“I just wanted to make clear that the lack of a CT scan has an impact on our EMS department, on our health care, and physician recruitment,” Rutter said. “That doesn’t even touch on the economic benefits of keeping our money circulating locally.”
Coun. Lisa Schell, the deputy mayor in Minden Hills, said the lack of public consultation is concerning, especially given that its public money being requested.
“While there’s no doubt having a CT scanner in the county could be beneficial, I still struggle to believe that we will find the staff to operate it,” she said.
HHHS closed one of two emergency departments in the county in June.
“I want to remind the community and everyone in this room that we had a fully-staffed Emergency Department that HHHS closed, throwing away emergency doctors who had been faithfully staffing the Emergency Department for decades,” Schell said.
“And now they’re asking for $1-million for a CT scanner to attract emergency doctors.”

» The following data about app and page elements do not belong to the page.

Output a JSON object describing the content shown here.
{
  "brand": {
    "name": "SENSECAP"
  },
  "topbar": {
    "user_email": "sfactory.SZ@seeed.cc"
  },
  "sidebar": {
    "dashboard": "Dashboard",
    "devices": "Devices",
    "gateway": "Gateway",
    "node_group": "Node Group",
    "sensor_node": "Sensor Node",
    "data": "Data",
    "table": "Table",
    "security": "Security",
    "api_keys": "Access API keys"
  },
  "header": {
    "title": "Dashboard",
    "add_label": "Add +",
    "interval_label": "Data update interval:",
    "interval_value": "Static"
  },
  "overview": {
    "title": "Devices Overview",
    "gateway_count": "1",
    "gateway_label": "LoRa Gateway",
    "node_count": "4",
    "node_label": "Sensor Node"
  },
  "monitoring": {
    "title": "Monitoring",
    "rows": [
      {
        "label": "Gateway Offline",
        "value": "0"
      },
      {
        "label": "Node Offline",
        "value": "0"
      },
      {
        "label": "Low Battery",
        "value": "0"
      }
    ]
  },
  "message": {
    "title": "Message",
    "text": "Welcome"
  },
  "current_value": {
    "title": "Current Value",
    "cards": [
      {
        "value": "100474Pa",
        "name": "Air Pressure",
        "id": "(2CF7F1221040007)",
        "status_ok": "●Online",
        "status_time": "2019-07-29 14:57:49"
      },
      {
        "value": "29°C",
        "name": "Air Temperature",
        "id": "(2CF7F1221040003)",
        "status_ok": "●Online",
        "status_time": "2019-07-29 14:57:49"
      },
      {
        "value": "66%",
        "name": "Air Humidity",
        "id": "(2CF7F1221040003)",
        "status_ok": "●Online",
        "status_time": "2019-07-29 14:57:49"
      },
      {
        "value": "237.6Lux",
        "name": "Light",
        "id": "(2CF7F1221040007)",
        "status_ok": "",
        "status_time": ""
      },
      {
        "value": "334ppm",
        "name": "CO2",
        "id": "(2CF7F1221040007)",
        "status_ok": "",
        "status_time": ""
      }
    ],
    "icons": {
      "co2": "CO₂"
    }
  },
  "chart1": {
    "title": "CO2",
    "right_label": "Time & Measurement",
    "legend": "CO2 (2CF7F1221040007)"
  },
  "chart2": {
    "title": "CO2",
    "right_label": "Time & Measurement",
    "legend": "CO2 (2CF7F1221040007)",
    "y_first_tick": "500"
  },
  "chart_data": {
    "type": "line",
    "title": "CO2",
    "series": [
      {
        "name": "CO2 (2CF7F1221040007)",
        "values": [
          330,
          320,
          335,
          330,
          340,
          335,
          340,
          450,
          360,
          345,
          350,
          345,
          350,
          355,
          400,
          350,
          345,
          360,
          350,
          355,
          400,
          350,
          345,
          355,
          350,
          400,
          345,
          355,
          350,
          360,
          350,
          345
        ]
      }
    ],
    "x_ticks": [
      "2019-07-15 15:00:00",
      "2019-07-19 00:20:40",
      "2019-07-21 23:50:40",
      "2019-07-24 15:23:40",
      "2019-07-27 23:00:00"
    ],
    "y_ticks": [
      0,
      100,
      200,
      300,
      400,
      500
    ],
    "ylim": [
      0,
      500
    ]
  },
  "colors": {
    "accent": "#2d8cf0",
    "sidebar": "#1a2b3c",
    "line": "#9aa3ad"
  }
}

She said she’d like to vote for something that will benefit county residents, but she’s struggling with the fact that county council has no say on how health care services are delivered. There’s no council presence on the board of directors.
Coun. Murray Fearrey, Dysart’s mayor, said council should be able to find $200,000 in a multi-million-dollar budget. And he weighed that against the dreadful possibility that a patient facing a serious health issue must wait a couple hours because of travel rather than minutes if the diagnostic tests were done locally.
“I’m not going to debate the overall public opinion of it,” said Coun. Cecil Ryall, Highlands East’s deputy mayor. “I’m looking at purely the dollars of it and I would find it very difficult not to support this.”
“I’m a bit surprised and stymied as to why we’re not considering this motion when we do the budget as opposed to just ad hoc thing where somebody comes and asks for money and we decide that we’re going to give it to them in a special manner,” said Coun. Bob Carter, the mayor of Minden Hills.
Carter said HHHS had been working on getting the equipment for quite some time and they knew as far back as June that the Ministry of Health was going to grant approval. HHHS had a lot of time to request financial help from the county.
“I suspect that they didn’t want to show their faces around this council in around June, just after they closed the (Minden) emergency room,” he said. “So it’s been delayed until now.
“But bad planning on your part does not constitute an emergency on my part. I think this should be done as part of our budgeting process.”
HHHS has not been very transparent with county council, he said. Council should demand two seats on the HHHS board of directors to get county support.
“I know they (HHHS) haven’t been transparent,” Fearrey said. “But … we can’t keep going back and finding fault. We’ve got to move forward here.”
“I look to others as to whether you’d like to pass it today or wait until budget,” said Coun. Jennifer Dailloux, the deputy mayor of Algonquin Highlands. “But, in general, I’m in support of this initiative.”
“A million dollars is a lot of money,” said Coun. Walt McKechnie, Dysart’s deputy mayor. “But the way it’s laid out, it’s not going to be a big hit on anybody right away.”
Warden Liz Danielsen, the mayor of Algonquin Highlands, said there much work to be done to re-establish trust and communication between the county and HHHS.
“There has been some effort made, but nowhere near enough,” she said, and added that representation on the board should be a condition of the funding.
“I have been given understanding from at least three members of the board that that is in the works.”
Carter said the budgeting process will begin in a couple week, so it isn’t unreasonable that the funding request wait until then.
“Doing this outside of the process is not acceptable to me,” he said.
“I do take a bit of offence at any suggestion that the rest of us do not take due consideration for our taxpayers,” Danielsen said. “I think the fact that we’re wanting to move forward with this is, in fact, in support of our taxpayers.”
“I didn’t imply that,” Carter said.